Records excerpted from a collection:
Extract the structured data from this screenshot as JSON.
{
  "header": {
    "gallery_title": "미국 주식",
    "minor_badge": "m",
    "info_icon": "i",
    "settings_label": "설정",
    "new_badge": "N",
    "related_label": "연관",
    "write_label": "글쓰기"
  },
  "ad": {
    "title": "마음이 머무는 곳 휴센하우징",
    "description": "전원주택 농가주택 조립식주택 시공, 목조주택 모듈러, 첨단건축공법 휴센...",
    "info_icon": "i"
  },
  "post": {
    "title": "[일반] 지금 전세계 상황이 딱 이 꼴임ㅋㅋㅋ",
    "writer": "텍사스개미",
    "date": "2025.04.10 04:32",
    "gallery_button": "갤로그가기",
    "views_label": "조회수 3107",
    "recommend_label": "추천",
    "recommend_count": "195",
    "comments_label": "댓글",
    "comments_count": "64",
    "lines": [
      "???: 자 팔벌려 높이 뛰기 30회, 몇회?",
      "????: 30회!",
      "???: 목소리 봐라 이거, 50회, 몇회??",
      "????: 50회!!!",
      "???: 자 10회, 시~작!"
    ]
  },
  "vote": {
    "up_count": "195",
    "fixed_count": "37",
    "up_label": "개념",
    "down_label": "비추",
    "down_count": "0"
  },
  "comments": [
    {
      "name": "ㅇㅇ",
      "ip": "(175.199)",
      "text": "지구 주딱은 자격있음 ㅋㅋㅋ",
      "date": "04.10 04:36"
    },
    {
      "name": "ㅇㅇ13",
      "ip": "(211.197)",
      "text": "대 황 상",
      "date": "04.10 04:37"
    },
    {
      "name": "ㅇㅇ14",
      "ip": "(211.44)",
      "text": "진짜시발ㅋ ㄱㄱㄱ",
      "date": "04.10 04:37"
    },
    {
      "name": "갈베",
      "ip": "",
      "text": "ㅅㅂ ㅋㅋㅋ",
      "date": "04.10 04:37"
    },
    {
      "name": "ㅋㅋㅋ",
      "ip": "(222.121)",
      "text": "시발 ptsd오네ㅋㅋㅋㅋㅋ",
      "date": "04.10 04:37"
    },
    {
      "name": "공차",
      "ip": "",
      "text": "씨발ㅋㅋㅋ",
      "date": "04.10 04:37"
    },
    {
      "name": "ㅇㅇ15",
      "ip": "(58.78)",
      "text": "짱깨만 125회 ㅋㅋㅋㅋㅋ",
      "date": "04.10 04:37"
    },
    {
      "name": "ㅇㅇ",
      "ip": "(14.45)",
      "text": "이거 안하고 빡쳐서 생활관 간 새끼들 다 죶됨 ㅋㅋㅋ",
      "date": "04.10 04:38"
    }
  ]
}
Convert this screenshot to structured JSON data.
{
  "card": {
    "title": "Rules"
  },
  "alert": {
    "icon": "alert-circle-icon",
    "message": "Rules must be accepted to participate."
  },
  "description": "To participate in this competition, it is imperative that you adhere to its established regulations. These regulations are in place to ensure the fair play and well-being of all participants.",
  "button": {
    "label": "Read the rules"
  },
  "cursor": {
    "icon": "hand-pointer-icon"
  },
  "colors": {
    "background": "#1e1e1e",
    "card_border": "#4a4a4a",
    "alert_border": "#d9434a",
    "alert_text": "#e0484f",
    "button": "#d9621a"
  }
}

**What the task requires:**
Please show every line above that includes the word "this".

**Task result:**
Extract the structured data from this screenshot as JSON.
Convert this screenshot to structured JSON data.
  "description": "To participate in this competition, it is imperative that you adhere to its established regulations. These regulations are in place to ensure the fair play and well-being of all participants.",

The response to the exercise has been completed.